-- Opening Marker --
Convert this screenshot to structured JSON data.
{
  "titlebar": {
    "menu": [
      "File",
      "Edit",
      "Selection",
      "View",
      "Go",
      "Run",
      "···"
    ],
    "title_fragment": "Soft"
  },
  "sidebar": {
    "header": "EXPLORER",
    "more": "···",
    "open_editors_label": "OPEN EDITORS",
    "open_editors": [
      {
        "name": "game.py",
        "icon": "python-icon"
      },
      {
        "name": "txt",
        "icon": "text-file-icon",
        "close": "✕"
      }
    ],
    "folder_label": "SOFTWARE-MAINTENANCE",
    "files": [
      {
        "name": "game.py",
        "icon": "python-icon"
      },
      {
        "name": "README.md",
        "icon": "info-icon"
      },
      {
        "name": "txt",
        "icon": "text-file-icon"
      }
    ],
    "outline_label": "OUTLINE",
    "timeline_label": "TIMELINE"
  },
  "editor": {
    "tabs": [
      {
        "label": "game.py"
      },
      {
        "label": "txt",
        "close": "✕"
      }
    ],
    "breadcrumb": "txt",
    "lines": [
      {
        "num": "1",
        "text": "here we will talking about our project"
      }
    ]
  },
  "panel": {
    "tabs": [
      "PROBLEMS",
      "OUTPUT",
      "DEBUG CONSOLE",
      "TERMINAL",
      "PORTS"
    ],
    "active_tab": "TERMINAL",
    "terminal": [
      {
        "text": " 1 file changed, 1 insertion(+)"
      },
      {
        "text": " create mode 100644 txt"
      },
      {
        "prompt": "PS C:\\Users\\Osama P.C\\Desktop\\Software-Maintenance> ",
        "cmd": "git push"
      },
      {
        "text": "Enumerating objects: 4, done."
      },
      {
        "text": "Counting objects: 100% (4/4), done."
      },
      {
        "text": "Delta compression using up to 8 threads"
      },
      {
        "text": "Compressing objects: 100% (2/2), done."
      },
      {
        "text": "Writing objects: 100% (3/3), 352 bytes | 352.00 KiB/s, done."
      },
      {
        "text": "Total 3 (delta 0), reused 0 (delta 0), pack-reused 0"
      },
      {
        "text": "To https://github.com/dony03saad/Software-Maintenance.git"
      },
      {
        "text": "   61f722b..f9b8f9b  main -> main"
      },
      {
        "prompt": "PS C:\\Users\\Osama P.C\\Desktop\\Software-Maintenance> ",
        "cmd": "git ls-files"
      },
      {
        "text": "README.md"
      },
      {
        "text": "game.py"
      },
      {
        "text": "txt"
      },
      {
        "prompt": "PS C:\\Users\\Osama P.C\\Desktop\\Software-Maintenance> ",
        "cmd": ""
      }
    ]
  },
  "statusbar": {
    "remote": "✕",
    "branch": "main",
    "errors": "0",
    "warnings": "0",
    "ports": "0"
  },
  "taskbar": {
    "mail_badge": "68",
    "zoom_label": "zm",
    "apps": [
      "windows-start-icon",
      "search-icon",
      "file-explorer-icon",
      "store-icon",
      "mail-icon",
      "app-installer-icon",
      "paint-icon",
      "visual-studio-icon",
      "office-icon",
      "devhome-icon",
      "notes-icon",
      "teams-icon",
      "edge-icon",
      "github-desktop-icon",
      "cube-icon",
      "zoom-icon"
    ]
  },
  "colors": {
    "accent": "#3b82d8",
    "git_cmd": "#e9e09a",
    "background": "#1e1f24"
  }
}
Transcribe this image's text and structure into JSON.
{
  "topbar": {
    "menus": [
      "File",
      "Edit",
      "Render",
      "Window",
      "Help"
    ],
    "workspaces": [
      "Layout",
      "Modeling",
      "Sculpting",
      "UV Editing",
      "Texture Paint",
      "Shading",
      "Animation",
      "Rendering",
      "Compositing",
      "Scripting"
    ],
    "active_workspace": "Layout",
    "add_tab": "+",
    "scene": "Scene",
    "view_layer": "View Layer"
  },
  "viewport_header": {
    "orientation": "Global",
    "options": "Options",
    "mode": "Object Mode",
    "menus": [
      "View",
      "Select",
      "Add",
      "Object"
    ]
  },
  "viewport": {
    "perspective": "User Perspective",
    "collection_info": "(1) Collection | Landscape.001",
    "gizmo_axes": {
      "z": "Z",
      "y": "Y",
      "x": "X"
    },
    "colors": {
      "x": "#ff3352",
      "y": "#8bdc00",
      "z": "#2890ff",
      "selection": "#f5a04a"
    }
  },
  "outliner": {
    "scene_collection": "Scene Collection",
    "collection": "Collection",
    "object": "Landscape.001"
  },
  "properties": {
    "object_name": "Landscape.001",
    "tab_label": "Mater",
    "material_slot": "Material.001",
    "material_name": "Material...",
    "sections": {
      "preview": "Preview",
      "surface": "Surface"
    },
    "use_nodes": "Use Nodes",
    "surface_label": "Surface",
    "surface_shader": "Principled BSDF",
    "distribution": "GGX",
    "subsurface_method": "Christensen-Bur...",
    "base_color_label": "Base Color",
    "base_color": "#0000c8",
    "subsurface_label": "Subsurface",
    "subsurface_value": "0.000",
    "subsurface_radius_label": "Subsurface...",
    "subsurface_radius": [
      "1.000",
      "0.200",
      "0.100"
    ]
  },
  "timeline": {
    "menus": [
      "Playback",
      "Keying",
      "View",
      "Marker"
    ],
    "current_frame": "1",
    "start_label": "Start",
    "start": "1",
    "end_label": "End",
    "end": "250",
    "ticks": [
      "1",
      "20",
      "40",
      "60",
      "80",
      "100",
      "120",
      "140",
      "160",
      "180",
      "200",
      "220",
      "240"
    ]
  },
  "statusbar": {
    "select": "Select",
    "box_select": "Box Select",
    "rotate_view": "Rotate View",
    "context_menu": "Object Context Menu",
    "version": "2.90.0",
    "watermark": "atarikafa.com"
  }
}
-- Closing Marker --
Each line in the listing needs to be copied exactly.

◆ EXERCISE RESPONSE ◆
Convert this screenshot to structured JSON data.
{
  "titlebar": {
    "menu": [
      "File",
      "Edit",
      "Selection",
      "View",
      "Go",
      "Run",
      "···"
    ],
    "title_fragment": "Soft"
  },
  "sidebar": {
    "header": "EXPLORER",
    "more": "···",
    "open_editors_label": "OPEN EDITORS",
    "open_editors": [
      {
        "name": "game.py",
        "icon": "python-icon"
      },
      {
        "name": "txt",
        "icon": "text-file-icon",
        "close": "✕"
      }
    ],
    "folder_label": "SOFTWARE-MAINTENANCE",
    "files": [
      {
        "name": "game.py",
        "icon": "python-icon"
      },
      {
        "name": "README.md",
        "icon": "info-icon"
      },
      {
        "name": "txt",
        "icon": "text-file-icon"
      }
    ],
    "outline_label": "OUTLINE",
    "timeline_label": "TIMELINE"
  },
  "editor": {
    "tabs": [
      {
        "label": "game.py"
      },
      {
        "label": "txt",
        "close": "✕"
      }
    ],
    "breadcrumb": "txt",
    "lines": [
      {
        "num": "1",
        "text": "here we will talking about our project"
      }
    ]
  },
  "panel": {
    "tabs": [
      "PROBLEMS",
      "OUTPUT",
      "DEBUG CONSOLE",
      "TERMINAL",
      "PORTS"
    ],
    "active_tab": "TERMINAL",
    "terminal": [
      {
        "text": " 1 file changed, 1 insertion(+)"
      },
      {
        "text": " create mode 100644 txt"
      },
      {
        "prompt": "PS C:\\Users\\Osama P.C\\Desktop\\Software-Maintenance> ",
        "cmd": "git push"
      },
      {
        "text": "Enumerating objects: 4, done."
      },
      {
        "text": "Counting objects: 100% (4/4), done."
      },
      {
        "text": "Delta compression using up to 8 threads"
      },
      {
        "text": "Compressing objects: 100% (2/2), done."
      },
      {
        "text": "Writing objects: 100% (3/3), 352 bytes | 352.00 KiB/s, done."
      },
      {
        "text": "Total 3 (delta 0), reused 0 (delta 0), pack-reused 0"
      },
      {
        "text": "To https://github.com/dony03saad/Software-Maintenance.git"
      },
      {
        "text": "   61f722b..f9b8f9b  main -> main"
      },
      {
        "prompt": "PS C:\\Users\\Osama P.C\\Desktop\\Software-Maintenance> ",
        "cmd": "git ls-files"
      },
      {
        "text": "README.md"
      },
      {
        "text": "game.py"
      },
      {
        "text": "txt"
      },
      {
        "prompt": "PS C:\\Users\\Osama P.C\\Desktop\\Software-Maintenance> ",
        "cmd": ""
      }
    ]
  },
  "statusbar": {
    "remote": "✕",
    "branch": "main",
    "errors": "0",
    "warnings": "0",
    "ports": "0"
  },
  "taskbar": {
    "mail_badge": "68",
    "zoom_label": "zm",
    "apps": [
      "windows-start-icon",
      "search-icon",
      "file-explorer-icon",
      "store-icon",
      "mail-icon",
      "app-installer-icon",
      "paint-icon",
      "visual-studio-icon",
      "office-icon",
      "devhome-icon",
      "notes-icon",
      "teams-icon",
      "edge-icon",
      "github-desktop-icon",
      "cube-icon",
      "zoom-icon"
    ]
  },
  "colors": {
    "accent": "#3b82d8",
    "git_cmd": "#e9e09a",
    "background": "#1e1f24"
  }
}
Transcribe this image's text and structure into JSON.
{
  "topbar": {
    "menus": [
      "File",
      "Edit",
      "Render",
      "Window",
      "Help"
    ],
    "workspaces": [
      "Layout",
      "Modeling",
      "Sculpting",
      "UV Editing",
      "Texture Paint",
      "Shading",
      "Animation",
      "Rendering",
      "Compositing",
      "Scripting"
    ],
    "active_workspace": "Layout",
    "add_tab": "+",
    "scene": "Scene",
    "view_layer": "View Layer"
  },
  "viewport_header": {
    "orientation": "Global",
    "options": "Options",
    "mode": "Object Mode",
    "menus": [
      "View",
      "Select",
      "Add",
      "Object"
    ]
  },
  "viewport": {
    "perspective": "User Perspective",
    "collection_info": "(1) Collection | Landscape.001",
    "gizmo_axes": {
      "z": "Z",
      "y": "Y",
      "x": "X"
    },
    "colors": {
      "x": "#ff3352",
      "y": "#8bdc00",
      "z": "#2890ff",
      "selection": "#f5a04a"
    }
  },
  "outliner": {
    "scene_collection": "Scene Collection",
    "collection": "Collection",
    "object": "Landscape.001"
  },
  "properties": {
    "object_name": "Landscape.001",
    "tab_label": "Mater",
    "material_slot": "Material.001",
    "material_name": "Material...",
    "sections": {
      "preview": "Preview",
      "surface": "Surface"
    },
    "use_nodes": "Use Nodes",
    "surface_label": "Surface",
    "surface_shader": "Principled BSDF",
    "distribution": "GGX",
    "subsurface_method": "Christensen-Bur...",
    "base_color_label": "Base Color",
    "base_color": "#0000c8",
    "subsurface_label": "Subsurface",
    "subsurface_value": "0.000",
    "subsurface_radius_label": "Subsurface...",
    "subsurface_radius": [
      "1.000",
      "0.200",
      "0.100"
    ]
  },
  "timeline": {
    "menus": [
      "Playback",
      "Keying",
      "View",
      "Marker"
    ],
    "current_frame": "1",
    "start_label": "Start",
    "start": "1",
    "end_label": "End",
    "end": "250",
    "ticks": [
      "1",
      "20",
      "40",
      "60",
      "80",
      "100",
      "120",
      "140",
      "160",
      "180",
      "200",
      "220",
      "240"
    ]
  },
  "statusbar": {
    "select": "Select",
    "box_select": "Box Select",
    "rotate_view": "Rotate View",
    "context_menu": "Object Context Menu",
    "version": "2.90.0",
    "watermark": "atarikafa.com"
  }
}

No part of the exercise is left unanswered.